fevre dream martinGeorge R.R. Martin has arguably reached legendary author status with his epic fantasy series, A Song of Ice and Fire, which was turned into the equally epic TV show, Game of Thrones. But it’s easy to forget that Martin had been writing for decades before ASoIaF. One of his earliest novels is Fevre Dream, a historical/horror novel about vampires waging a turf war on steamboats in the mid-to-late 1800s.

And, yes, it’s as good as it sounds.

Captain Abner Marsh is almost put out of the steamboat business when his dilapidated fleet is destroyed during a harsh winter. When a mysterious aristocrat named Joshua York offers Marsh a partnership—and a brand-new, state-of-the-art sidewheeler—Marsh hesitates just a little before taking York up on his offer. Marsh has high hopes that his new boat will be the fastest on the Mississippi, earning him some lasting fame as a steamboat captain.
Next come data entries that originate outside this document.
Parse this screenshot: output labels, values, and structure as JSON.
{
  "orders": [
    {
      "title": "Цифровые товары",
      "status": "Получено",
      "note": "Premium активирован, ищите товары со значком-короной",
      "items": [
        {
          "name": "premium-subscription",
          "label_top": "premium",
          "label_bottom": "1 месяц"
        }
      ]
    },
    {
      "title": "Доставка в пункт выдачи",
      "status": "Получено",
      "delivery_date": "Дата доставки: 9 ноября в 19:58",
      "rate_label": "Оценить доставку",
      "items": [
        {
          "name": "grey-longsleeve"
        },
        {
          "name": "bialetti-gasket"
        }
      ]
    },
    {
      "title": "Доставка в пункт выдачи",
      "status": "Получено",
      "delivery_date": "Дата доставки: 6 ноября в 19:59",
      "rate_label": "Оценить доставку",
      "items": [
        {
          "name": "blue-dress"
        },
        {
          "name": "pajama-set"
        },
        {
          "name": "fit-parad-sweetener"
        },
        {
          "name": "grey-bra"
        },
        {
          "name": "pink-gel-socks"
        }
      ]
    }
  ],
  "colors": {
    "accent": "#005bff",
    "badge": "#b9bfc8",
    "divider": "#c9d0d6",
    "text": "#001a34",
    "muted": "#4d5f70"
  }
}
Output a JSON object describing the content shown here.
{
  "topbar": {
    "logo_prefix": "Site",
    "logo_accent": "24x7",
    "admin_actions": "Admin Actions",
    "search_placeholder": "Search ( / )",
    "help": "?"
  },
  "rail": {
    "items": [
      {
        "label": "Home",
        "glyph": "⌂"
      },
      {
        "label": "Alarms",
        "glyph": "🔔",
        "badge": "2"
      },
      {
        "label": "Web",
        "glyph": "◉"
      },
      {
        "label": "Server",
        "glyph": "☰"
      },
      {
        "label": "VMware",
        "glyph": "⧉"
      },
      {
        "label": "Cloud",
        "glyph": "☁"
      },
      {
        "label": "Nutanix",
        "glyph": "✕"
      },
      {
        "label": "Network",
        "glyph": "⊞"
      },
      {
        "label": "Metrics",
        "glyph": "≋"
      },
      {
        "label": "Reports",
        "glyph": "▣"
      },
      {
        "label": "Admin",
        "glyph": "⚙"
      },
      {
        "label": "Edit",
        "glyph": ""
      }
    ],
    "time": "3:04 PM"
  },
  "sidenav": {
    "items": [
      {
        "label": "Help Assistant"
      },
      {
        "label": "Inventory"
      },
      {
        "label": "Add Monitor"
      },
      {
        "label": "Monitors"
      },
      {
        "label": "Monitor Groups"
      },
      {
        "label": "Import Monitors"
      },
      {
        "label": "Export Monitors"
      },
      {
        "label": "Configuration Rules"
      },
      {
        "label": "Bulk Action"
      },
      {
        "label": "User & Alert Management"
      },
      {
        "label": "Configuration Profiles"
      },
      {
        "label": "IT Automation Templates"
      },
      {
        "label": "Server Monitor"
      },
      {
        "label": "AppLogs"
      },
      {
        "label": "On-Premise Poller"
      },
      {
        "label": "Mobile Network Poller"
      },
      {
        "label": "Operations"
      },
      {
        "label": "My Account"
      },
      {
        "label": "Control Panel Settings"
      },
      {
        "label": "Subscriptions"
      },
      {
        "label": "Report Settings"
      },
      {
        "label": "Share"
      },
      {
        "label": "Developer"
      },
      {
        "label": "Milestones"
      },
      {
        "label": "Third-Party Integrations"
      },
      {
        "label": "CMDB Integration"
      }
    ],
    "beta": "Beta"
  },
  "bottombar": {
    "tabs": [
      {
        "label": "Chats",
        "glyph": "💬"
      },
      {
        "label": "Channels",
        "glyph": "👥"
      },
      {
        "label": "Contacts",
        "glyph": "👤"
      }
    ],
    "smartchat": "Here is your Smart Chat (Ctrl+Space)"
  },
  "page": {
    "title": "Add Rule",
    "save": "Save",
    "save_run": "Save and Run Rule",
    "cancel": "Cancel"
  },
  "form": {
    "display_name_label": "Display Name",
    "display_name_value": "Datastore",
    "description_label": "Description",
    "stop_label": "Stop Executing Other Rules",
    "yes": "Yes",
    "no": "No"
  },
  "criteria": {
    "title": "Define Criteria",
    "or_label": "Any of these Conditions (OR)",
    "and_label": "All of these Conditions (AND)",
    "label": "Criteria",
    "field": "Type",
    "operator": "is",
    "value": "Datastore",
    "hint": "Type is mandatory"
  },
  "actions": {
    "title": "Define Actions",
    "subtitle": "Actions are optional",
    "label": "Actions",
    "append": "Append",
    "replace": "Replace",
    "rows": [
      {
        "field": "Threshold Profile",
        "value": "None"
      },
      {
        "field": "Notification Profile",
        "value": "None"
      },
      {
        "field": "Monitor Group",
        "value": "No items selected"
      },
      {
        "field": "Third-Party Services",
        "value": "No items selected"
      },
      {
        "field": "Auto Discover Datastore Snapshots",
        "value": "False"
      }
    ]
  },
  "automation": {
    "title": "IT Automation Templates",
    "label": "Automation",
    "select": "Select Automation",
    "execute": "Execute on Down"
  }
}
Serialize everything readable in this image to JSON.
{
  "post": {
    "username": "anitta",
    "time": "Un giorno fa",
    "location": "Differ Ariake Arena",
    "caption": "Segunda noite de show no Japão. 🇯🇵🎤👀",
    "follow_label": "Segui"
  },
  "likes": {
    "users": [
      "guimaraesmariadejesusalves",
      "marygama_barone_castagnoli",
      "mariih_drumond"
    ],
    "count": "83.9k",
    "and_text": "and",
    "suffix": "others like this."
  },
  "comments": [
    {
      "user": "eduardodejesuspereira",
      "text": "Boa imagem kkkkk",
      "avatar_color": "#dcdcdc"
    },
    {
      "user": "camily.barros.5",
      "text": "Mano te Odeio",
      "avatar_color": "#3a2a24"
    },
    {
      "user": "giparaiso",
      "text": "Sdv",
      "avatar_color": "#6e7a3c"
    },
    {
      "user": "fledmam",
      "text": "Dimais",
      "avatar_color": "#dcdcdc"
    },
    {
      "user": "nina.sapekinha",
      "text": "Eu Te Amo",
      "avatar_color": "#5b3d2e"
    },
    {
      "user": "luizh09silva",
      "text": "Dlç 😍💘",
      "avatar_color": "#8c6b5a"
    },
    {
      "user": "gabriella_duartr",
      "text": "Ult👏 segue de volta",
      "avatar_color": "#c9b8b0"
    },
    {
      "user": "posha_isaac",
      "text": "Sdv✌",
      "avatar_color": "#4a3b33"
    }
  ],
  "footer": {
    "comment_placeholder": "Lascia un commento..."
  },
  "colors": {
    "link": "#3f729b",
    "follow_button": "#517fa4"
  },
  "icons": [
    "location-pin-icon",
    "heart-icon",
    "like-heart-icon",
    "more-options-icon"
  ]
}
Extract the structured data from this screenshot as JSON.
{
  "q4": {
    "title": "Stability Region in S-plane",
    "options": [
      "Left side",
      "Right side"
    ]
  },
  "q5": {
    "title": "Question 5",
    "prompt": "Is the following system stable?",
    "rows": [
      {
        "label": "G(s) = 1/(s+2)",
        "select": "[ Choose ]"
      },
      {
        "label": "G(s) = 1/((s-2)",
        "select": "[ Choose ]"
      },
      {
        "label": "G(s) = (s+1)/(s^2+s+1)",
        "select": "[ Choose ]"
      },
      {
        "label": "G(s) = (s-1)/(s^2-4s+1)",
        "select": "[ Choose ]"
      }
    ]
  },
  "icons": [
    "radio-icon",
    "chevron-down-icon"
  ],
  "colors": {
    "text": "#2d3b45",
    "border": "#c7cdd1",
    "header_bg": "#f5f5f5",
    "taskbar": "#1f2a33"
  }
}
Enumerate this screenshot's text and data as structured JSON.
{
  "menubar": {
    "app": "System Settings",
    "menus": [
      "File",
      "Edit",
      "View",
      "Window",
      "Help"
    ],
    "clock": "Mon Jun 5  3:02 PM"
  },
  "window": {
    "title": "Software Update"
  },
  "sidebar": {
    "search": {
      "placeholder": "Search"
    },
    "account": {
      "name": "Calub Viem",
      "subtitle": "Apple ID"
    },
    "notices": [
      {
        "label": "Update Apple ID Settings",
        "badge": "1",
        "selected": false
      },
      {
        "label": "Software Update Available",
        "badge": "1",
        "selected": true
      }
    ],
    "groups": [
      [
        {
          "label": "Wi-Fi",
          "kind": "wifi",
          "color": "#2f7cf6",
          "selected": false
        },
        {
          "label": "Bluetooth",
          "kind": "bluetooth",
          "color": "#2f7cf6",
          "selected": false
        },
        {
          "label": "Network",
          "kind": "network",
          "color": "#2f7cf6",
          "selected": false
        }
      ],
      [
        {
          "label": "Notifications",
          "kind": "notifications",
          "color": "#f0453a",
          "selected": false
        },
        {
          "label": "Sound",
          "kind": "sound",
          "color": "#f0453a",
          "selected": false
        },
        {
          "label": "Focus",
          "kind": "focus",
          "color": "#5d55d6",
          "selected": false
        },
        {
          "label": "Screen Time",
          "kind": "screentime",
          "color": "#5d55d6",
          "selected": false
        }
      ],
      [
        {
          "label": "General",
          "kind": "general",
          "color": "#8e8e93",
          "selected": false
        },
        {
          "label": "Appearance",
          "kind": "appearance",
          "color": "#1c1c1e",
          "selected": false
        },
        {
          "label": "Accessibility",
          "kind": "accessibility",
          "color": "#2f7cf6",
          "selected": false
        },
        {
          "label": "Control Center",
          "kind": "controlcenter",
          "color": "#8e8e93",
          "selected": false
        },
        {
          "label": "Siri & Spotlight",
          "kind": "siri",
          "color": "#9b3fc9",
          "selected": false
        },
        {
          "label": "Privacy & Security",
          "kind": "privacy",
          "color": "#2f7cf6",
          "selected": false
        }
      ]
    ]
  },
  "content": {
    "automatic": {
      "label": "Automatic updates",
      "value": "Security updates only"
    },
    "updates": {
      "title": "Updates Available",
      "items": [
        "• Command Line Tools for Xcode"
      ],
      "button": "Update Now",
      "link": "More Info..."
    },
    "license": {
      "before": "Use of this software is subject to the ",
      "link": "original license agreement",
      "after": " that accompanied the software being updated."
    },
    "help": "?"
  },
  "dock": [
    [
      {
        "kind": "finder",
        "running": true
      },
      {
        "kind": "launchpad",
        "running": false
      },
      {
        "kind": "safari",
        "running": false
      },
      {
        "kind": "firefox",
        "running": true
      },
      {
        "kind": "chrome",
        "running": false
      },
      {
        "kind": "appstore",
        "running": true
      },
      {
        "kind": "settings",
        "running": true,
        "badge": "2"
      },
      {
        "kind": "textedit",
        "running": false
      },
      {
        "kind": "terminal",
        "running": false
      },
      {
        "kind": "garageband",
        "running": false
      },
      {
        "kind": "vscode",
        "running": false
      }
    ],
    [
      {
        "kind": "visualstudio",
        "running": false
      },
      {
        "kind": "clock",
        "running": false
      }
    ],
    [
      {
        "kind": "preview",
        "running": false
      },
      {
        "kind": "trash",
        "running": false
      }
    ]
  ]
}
But Marsh soon learns that York’s offer has many stipulations, and the Mississippi’s darkest secrets aren’t in the water at all.

I loved this book simply because it had an interesting premise that paid off in a big way. Anne Rice fans should be all over this excellent historical novel. The plot has a lot of interesting twists, the characters come to life on the page, and the details of the golden era of Mississippi River steamboats are described so well that I bet even Mark Twain would get a kick out of it. Just be prepared to read the N-word a lot. (I told you the details of the era are solid!) This book proves that George R.R. Martin is an excellent writer, researcher, and—dare I say—historian, no matter the subject or era.

Check the PPLC Catalog for Fevre Dream.